Kea 2.5.8
libkea-cc - Kea Configuration Utilities Library

Simple JSON Parser

Since the early beginnings, our configuration parsing code was a mess. It started back in 2011 when Tomek joined ISC recently and was told to implement Kea configuration handling in similar way as DNS Auth module. The code grew over time (DHCP configuration is significantly more complex than DNS, with more interdependent values) and as of Kea 1.1 release it became very difficult to manage. The decision has been made to significantly refactor or even partially rewrite the parser code. The design for this effort is documented here: It discusses the original issues and the proposed architecture.

There are several aspects of this new approach. The base class for all parsers is isc::data::SimpleParser. It simplifies the parsers based on DhcpConfigParser by rejecting the concept of build/commit phases. Instead, there should be a single method called parse that takes ConstElementPtr as a single parameter (that's the JSON structures to be parsed) and returns the config structure to be used in CfgMgr. An example of such a method can be the following:
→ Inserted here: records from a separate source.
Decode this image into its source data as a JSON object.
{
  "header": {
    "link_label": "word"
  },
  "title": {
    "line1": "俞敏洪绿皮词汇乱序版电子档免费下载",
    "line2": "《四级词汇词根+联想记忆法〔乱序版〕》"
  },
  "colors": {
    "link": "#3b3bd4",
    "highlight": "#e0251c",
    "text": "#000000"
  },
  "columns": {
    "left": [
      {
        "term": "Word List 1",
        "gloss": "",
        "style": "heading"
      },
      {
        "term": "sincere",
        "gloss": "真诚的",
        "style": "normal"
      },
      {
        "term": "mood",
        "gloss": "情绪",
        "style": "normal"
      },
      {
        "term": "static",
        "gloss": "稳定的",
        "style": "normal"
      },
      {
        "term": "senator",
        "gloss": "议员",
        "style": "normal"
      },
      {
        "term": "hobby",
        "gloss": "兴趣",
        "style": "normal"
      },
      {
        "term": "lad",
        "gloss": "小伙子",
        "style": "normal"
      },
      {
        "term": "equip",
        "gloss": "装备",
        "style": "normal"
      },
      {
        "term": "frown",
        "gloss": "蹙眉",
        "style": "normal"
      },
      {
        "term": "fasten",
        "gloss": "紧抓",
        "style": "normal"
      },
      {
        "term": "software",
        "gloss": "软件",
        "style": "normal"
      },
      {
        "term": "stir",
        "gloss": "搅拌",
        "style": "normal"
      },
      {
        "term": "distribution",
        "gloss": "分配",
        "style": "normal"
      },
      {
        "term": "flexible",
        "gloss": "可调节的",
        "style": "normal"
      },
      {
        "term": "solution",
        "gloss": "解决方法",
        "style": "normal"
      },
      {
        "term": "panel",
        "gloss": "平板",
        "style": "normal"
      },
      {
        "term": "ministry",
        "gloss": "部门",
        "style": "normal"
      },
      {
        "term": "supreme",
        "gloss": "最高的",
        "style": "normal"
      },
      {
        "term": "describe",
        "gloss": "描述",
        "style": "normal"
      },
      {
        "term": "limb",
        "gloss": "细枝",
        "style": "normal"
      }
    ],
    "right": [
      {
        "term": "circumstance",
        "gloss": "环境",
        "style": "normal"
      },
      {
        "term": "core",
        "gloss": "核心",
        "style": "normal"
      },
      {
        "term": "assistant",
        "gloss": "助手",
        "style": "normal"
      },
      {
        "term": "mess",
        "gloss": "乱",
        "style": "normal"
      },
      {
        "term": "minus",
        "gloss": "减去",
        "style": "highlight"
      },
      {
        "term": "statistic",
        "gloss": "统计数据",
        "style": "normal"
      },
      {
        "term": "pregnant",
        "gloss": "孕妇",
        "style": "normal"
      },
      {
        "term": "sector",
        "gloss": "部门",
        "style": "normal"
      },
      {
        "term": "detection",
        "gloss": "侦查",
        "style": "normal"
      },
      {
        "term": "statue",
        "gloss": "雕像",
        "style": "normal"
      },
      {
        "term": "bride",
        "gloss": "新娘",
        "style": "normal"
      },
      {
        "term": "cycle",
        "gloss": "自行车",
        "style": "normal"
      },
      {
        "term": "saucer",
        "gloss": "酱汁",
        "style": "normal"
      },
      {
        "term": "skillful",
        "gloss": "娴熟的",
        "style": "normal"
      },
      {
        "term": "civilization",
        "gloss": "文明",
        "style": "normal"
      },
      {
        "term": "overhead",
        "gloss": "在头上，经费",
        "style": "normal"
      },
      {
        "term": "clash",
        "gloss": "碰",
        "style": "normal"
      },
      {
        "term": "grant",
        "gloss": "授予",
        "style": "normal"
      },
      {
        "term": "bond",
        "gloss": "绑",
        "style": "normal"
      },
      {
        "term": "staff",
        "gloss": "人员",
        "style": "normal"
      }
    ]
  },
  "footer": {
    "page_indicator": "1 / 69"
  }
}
std::pair<OptionDescriptor, std::string>
OptionDataParser::parse(isc::data::ConstElementPtr single_option)
boost::shared_ptr< const Element > ConstElementPtr
Definition: data.h:29

Since each derived class will have the same parameter, but a different return type, it's not possible to use virtual methods mechanism. That's perfectly ok, though, as there is only a single instance of the class needed to parse arbitrary number of parameters of the same type. There is no need to keep pointers to the parser object. As such there are fewer incentives to have one generic way to handle all parsers.

Default values in Simple Parser

Another simplification comes from the fact that almost all parameters are mandatory in SimpleParser. One source of complexities in the old parser was the necessity to deal with optional parameters. Simple parser deals with that by explicitly requiring the input structure to have all parameters filled. Obviously, it's not feasible to expect everyone to always specify all parameters, therefore there's an easy way to fill missing parameters with their default values. There are several methods to do this, but the most generic one is:

static size_t
const SimpleDefaults& default_values);
static size_t setDefaults(isc::data::ElementPtr scope, const SimpleDefaults &default_values)
Sets the default values.
boost::shared_ptr< Element > ElementPtr
Definition: data.h:28

It takes a pointer to element to be filled with default values and vector of default values. Having those values specified in a single place in a way that can easily be read even by non-programmers is a big advantage of this approach. Here's an example from file:

const SimpleDefaults OPTION6_DEF_DEFAULTS = {
{ "record-types", Element::string, ""},
{ "space", Element::string, "dhcp6"},
{ "array", Element::boolean, "false"},
{ "encapsulate", Element::string, "" }

This array (which technically is implemented as a vector and initialized the C++11 way) can be passed to the aforementioned setDefaults. That code will iterate over all default values and see if there are explicit values provided. If not, the gaps will be filled with default values. There are also convenience methods specified for filling in option data defaults, option definition defaults and setAllDefaults that sets all defaults (starts with global, but then walks down the Element tree and fills defaults in subsequent scopes).

Inheriting parameters between scopes

SimpleParser provides a mechanism to inherit parameters between scopes, e.g. to inherit global parameters in the subnet scope if more specific values are not defined in the subnet scope. This is achieved by calling

static size_t SimpleParser::deriveParams(isc::data::ConstElementPtr parent,
const ParamsList& params);

ParamsList is a simple vector<string>. There will be more specific methods implemented in the future, but for the time being only isc::data::SimpleParser::deriveParams is implemented.

Multi-Threading Consideration for Configuration Utilities

No configuration utility is thread safe. For instance stamped values are not thread safe so any read access must be done in a context where write access at the same time is not possible. Note that configuration is performed by the main thread with service threads stopped so this constraint is fulfilled.